Starting as a reporter on his hometown newspaper, he moved briefly to then Rhodesia before returning to South Africa to become a parliamentary correspondent with the South African Press Association. He was sent to London as Sapa’s London editor and also served as special correspondent to the United Nations. He joined the then Argus group in London as political correspondent.

Returning to South Africa after 12 years abroad, he was assistant editor on the Pretoria News for a decade before becoming editor of the Star and SA Times for five years.

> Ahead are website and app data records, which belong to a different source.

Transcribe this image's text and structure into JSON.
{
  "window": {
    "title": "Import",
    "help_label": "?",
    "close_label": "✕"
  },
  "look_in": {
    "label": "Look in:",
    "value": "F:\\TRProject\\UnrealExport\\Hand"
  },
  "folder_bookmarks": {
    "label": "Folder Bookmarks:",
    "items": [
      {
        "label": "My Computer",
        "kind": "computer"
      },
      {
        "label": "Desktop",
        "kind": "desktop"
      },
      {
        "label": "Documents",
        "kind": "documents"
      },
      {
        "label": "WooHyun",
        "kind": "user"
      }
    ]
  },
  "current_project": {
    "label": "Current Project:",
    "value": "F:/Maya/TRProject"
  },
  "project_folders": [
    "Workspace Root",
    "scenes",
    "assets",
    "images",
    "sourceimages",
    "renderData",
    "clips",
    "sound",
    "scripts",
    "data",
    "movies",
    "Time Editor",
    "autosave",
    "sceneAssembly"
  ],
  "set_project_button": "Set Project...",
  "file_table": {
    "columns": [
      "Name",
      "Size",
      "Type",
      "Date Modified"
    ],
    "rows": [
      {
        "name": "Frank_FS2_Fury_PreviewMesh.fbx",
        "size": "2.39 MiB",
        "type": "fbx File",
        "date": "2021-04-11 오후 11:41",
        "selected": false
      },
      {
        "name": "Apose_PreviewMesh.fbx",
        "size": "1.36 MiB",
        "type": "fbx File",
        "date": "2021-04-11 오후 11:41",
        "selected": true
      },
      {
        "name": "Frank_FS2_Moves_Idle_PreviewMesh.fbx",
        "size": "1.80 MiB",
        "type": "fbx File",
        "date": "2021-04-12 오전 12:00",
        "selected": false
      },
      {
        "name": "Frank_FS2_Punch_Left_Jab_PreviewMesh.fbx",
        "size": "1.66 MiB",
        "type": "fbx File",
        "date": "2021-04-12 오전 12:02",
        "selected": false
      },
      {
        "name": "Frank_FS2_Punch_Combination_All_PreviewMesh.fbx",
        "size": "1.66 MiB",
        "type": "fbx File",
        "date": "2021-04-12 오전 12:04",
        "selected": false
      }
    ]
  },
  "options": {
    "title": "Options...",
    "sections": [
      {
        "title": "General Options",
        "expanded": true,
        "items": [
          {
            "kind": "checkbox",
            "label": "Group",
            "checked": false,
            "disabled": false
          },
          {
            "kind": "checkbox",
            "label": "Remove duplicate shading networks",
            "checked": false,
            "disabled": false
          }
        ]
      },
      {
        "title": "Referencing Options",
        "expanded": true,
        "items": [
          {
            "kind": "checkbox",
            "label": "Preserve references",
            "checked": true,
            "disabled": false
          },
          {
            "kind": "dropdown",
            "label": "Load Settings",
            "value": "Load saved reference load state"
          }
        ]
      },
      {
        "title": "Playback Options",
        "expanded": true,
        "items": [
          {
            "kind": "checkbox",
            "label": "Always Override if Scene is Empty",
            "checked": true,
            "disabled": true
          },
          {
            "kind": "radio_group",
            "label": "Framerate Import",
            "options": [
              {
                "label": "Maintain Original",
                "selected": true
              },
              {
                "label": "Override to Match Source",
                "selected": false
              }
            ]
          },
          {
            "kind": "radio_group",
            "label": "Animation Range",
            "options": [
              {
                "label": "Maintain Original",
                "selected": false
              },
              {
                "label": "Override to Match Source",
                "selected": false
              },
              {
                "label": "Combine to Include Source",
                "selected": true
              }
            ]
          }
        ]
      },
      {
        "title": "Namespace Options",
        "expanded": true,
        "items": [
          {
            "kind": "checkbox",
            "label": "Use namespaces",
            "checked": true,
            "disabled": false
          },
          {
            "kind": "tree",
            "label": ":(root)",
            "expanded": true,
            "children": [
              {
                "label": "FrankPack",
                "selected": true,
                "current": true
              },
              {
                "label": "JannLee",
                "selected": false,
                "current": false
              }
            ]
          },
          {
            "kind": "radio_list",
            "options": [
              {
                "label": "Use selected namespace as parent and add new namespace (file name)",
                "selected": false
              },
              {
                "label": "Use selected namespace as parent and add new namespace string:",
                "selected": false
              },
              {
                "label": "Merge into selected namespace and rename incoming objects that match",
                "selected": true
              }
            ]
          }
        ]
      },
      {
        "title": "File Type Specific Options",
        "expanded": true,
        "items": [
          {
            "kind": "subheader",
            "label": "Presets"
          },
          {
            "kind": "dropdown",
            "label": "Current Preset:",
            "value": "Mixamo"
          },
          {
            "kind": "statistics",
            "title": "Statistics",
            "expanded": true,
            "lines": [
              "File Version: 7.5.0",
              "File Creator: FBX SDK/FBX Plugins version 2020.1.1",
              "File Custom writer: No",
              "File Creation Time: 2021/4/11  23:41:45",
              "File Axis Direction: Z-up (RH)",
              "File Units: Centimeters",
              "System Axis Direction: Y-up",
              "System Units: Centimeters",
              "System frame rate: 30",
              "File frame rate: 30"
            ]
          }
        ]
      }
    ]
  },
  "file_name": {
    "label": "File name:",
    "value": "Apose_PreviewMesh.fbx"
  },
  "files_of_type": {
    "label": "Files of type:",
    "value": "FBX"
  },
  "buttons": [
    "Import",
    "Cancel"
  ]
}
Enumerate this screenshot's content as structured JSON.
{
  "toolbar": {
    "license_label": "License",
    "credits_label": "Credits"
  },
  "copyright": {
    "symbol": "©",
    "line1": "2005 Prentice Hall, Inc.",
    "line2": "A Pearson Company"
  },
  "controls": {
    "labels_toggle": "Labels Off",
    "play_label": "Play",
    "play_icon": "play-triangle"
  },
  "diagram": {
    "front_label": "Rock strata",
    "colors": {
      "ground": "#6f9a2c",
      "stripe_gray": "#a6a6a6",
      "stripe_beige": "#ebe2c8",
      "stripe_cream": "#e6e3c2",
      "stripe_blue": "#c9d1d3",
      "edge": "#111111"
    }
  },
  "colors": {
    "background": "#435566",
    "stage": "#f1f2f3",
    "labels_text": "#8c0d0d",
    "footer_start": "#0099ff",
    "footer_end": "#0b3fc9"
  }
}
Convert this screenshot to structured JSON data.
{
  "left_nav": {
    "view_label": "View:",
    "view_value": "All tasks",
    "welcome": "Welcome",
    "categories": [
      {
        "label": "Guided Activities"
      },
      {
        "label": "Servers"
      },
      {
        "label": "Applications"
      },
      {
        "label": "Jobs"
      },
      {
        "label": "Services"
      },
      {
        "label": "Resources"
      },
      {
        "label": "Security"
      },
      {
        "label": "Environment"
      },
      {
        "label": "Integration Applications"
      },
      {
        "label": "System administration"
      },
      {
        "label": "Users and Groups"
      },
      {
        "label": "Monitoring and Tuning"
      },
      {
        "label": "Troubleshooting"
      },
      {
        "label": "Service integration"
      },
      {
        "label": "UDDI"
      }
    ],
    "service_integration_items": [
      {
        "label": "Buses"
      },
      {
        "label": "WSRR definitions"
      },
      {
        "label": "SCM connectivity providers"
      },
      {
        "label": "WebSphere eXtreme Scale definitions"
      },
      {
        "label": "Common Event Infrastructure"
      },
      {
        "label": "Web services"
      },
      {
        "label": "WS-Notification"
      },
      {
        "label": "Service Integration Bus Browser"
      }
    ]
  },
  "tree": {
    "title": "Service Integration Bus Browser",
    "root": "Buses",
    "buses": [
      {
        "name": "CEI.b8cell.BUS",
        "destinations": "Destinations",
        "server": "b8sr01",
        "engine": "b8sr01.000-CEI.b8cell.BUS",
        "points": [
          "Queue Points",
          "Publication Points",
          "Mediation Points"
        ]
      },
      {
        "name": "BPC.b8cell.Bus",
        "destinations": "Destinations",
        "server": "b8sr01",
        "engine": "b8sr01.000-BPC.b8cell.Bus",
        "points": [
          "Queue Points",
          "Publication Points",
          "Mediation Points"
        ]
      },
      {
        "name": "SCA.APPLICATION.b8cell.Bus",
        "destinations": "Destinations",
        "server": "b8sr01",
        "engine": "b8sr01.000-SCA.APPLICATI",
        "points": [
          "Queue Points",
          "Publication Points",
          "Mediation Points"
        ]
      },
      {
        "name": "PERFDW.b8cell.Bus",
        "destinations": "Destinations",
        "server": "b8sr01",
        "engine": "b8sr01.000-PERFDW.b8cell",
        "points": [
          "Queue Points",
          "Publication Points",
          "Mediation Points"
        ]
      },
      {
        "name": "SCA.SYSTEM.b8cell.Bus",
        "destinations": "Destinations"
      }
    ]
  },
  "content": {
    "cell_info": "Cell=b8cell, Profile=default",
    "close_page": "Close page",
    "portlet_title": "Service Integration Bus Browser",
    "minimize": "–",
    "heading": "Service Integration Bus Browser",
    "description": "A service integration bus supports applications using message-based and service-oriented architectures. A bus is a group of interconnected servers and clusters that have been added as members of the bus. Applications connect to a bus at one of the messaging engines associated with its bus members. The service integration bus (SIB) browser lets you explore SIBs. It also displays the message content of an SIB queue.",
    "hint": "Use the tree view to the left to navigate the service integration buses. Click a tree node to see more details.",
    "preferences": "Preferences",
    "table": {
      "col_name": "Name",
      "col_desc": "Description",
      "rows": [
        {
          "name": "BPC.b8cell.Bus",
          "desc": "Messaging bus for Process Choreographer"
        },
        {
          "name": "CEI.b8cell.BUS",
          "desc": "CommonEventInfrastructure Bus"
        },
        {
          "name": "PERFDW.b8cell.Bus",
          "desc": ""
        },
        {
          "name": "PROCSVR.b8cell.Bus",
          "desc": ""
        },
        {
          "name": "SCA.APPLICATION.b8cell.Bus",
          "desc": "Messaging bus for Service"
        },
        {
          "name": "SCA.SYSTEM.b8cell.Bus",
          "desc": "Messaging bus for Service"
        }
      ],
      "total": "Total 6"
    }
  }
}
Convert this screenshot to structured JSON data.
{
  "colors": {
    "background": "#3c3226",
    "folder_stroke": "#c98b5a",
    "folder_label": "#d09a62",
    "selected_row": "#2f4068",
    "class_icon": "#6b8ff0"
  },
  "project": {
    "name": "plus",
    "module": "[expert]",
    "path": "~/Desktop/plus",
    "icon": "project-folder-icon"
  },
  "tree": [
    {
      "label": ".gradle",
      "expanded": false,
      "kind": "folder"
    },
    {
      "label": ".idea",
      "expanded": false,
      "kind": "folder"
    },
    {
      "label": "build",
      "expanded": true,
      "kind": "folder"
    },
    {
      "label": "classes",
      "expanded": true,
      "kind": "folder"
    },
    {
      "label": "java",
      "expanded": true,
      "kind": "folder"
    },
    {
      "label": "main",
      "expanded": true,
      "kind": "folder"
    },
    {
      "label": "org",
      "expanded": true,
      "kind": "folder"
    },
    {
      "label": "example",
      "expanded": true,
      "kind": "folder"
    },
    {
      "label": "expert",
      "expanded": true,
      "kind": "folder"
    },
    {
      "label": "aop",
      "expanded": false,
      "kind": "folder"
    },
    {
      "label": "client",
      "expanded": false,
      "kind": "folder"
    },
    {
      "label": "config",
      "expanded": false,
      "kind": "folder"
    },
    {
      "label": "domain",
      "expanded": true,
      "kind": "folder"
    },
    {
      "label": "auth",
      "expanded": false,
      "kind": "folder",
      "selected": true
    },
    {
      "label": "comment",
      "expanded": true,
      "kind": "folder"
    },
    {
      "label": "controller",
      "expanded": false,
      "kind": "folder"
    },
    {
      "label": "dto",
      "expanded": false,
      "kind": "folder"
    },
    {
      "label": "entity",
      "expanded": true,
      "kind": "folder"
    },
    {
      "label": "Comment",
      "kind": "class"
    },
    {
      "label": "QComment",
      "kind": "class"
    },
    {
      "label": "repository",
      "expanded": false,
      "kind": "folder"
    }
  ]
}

Since 1999 he’s been an independent journalist writing and broadcasting – mainly about Africa – for Talk Radio 702 and 567 Cape
Talk, Radio France International, PressTV, Radio Live New Zealand, Business Day, Mail & Guardian, the BBC, Agence France Press,
Business in Africa, Leadership, India Today, the South African Institute for International Affairs and the Institute for Security Studies.

He has hosted current affairs talk shows on Talk Radio 702 and 567 Cape Talk. He appears as an African affairs pundit on SABC Africa and CNBC Africa.
He lectured in contemporary studies to journalism students at the Tshwane University of Technology and the University of Pretoria.

He speaks on African affairs to corporate and other audiences.
He has been officially invited as a journalist to more than 30 countries. He was the winner of the 2007 SADC award for radio journalism.

He’s been a member of the EISA team observing elections in Somaliland, Democratic Republic of Congo, Madagascar, Zimbabwe, Egypt and Tunsiai.

In October 2009 he headed a group of 39 African journalists to the 60th anniversary celebrations of the Peoples’ Republic of China.

In January 2010 he joined a rescue and paramedical team to earthquake struck Haiti.

He is immediate past president of the Alliance Francaise of Pretoria.

Jean-Jacques is a director of Giant Media. The company was given access to Nelson Mandela in his retirement years until 2009.
He is co-producer of the hour-long documentary Mandela at 90 that was broadcast on BBC in January 2009.